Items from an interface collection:
__________________________________________________
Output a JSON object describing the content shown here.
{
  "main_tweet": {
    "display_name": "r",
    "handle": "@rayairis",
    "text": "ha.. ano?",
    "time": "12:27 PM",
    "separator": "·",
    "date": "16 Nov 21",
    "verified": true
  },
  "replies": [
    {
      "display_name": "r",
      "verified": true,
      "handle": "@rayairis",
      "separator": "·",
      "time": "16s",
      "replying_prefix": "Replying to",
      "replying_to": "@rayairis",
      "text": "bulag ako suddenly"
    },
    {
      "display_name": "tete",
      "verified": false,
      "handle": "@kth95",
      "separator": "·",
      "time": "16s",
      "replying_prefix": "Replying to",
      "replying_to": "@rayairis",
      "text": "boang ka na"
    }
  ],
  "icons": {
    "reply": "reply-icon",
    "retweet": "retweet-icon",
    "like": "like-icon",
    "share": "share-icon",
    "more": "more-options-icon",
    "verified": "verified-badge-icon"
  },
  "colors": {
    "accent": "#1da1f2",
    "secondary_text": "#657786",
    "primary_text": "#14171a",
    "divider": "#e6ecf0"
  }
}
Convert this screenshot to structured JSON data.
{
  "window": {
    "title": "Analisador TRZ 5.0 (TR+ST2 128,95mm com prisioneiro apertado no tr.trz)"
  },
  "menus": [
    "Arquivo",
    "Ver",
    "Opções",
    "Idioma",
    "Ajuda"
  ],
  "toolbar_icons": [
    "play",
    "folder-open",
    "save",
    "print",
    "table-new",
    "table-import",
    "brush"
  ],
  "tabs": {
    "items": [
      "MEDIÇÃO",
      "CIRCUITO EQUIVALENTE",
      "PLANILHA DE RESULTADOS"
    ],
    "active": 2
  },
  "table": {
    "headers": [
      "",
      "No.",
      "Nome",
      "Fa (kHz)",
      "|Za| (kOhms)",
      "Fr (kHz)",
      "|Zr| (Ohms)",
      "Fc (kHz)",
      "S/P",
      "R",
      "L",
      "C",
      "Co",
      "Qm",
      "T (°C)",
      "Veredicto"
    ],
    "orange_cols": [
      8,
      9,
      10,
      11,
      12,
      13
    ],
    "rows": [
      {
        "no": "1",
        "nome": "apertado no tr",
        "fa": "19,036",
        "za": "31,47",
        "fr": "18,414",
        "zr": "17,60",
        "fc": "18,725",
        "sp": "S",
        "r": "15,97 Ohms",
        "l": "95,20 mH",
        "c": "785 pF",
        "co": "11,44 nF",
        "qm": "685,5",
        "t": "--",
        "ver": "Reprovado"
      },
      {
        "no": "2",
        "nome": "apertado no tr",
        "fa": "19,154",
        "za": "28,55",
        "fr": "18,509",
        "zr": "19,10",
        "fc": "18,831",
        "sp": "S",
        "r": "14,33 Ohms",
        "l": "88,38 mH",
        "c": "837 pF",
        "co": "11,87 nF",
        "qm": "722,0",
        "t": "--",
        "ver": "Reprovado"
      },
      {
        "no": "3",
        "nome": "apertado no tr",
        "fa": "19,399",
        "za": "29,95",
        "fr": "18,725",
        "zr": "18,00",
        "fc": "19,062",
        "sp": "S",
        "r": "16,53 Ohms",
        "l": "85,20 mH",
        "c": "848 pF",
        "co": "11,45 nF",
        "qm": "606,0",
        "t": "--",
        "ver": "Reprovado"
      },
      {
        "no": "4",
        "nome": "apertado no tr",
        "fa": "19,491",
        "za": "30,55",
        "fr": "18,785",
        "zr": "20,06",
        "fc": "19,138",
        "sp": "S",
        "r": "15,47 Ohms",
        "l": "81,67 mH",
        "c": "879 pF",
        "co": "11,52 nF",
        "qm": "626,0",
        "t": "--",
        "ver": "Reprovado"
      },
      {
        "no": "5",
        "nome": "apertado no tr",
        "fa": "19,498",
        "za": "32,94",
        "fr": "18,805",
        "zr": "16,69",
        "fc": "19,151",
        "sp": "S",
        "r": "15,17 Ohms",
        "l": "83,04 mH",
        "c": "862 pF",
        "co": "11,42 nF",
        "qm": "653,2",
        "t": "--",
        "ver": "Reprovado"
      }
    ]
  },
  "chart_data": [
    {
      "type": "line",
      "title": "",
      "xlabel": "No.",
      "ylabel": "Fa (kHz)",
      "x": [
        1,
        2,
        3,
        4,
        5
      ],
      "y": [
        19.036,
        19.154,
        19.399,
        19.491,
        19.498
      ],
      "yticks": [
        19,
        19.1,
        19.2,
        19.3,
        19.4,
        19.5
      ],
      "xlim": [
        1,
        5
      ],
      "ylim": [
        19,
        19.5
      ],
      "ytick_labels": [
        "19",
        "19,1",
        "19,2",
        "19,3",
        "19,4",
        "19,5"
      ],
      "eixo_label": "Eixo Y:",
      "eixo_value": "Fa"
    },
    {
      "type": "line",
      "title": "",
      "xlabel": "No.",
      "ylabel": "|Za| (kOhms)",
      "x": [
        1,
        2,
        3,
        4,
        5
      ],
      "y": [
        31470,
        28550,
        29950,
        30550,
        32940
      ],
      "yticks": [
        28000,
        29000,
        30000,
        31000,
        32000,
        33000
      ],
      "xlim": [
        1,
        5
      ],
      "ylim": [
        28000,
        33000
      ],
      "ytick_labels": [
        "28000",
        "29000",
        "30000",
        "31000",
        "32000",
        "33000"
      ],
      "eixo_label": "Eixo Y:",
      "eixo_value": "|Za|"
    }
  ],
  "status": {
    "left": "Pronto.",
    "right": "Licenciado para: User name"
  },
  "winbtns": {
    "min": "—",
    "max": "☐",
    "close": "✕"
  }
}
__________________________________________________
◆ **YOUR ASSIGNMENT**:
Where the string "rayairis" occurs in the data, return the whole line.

◆ **EXERCISE OUTPUT**:
    "handle": "@rayairis",
      "handle": "@rayairis",
      "replying_to": "@rayairis",
      "replying_to": "@rayairis",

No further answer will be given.